On our kitchen veranda, my decorative pot of succulents has become the unwitting host of a remarkable symbiotic relationship. It started with an infestation of aphids, which began sucking the sap out of my poor Echevaria. Then a colony of ants took up residence in the pot’s soil. Since I have ants regularly setting up housekeeping in my various pots, I didn’t think much of this one — until I noticed the ants were farming the aphids. If you’ve never heard of this behavior, it involves the ants protecting and grooming the aphids, while the aphids pay for this service by providing food for the ants. How? By pooping.
Aphid poop is wonderfully sugary. It’s the sticky stuff you get on your windshield and newly washed car when you park under some types of trees in the spring and summer. Car owners hate it, but ants love it. It’s high-energy food. In an effort to find a slightly less crass term than “poop,” biologists call this excretion “honeydew.” I think that sounds wildly euphemistic.
Since ant farming is actually kind of cool, I let it be. But the aphids prospered under the care of the ants, reproduced like mad, and got to the point where they were visibly impacting the plant. I was just giving thought to spraying their little butts with a water/dishsoap/oil mix, when what should arrive but a Chiffchaff.
(photo by jvverde)
This is a tiny little bird that thinks aphids are tasty morsels, and the Chiffchaff on my veranda was delighted to discover the succulent pot. It hopped here and there, hung upside down, and plucked bugs out with great efficiency. The next day it returned for more. So now I am waiting to see just how much impact my Chiffchaff will have. With any luck, I won’t need to spray at all. And in the meantime, I’m enjoying the National Geographic moment on my veranda.
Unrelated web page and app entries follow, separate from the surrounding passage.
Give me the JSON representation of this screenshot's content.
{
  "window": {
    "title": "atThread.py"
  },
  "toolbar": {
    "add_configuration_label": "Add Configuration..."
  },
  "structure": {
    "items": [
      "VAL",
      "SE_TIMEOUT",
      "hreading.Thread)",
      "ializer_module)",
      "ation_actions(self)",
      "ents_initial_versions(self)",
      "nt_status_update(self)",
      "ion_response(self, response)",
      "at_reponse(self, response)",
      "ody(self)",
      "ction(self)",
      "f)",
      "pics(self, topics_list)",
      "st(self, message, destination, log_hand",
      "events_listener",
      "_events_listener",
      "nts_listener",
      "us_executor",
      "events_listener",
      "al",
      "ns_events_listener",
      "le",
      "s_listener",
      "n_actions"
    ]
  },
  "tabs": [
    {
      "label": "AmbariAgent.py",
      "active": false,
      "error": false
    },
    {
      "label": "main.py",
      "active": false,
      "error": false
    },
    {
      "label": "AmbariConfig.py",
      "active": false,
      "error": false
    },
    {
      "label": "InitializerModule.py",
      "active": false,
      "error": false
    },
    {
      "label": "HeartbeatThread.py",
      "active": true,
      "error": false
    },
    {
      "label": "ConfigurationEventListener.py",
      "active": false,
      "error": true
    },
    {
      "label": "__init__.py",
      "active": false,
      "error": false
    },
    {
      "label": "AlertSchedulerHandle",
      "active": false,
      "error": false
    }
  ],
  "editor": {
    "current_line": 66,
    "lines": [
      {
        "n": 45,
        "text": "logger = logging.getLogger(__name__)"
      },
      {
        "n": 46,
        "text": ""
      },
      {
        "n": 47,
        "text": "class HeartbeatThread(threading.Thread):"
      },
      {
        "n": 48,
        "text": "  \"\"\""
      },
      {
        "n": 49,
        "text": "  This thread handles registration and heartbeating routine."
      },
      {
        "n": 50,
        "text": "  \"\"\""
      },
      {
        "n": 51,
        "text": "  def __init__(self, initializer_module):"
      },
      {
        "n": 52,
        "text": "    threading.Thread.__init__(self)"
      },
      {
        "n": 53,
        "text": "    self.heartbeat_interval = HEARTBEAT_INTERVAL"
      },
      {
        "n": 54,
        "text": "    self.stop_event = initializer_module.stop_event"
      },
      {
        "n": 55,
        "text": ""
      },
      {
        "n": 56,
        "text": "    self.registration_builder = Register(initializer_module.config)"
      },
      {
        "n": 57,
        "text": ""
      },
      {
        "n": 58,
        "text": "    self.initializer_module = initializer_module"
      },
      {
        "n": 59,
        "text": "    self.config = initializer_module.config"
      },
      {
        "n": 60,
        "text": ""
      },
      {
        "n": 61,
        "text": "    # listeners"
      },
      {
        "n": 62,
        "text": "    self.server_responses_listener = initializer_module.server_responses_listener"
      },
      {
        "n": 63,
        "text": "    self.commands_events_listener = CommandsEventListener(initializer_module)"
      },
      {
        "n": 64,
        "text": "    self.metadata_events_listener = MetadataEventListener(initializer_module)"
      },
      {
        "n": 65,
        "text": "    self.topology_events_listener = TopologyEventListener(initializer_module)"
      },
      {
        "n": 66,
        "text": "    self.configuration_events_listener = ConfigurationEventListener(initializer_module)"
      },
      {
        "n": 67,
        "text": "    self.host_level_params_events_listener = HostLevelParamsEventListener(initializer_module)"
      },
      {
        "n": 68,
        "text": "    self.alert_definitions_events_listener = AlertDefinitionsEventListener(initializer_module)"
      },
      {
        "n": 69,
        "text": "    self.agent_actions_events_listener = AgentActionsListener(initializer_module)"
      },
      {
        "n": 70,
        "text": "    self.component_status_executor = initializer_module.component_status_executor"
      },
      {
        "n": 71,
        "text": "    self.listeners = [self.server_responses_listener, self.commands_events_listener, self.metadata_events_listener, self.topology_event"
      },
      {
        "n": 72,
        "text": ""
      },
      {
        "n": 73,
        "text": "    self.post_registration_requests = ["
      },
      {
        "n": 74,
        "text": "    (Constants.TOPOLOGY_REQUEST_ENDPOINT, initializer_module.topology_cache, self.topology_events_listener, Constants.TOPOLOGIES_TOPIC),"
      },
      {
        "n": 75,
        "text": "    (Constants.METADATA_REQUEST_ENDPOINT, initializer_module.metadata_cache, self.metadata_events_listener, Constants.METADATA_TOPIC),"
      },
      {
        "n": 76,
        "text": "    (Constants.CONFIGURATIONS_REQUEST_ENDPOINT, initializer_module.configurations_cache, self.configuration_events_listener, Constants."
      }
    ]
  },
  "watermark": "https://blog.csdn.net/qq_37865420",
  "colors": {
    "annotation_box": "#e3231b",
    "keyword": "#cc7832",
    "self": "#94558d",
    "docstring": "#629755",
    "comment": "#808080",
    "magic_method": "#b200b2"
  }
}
Considering that I live on the third floor of an apartment building, any Nat Geo moments are to be savored.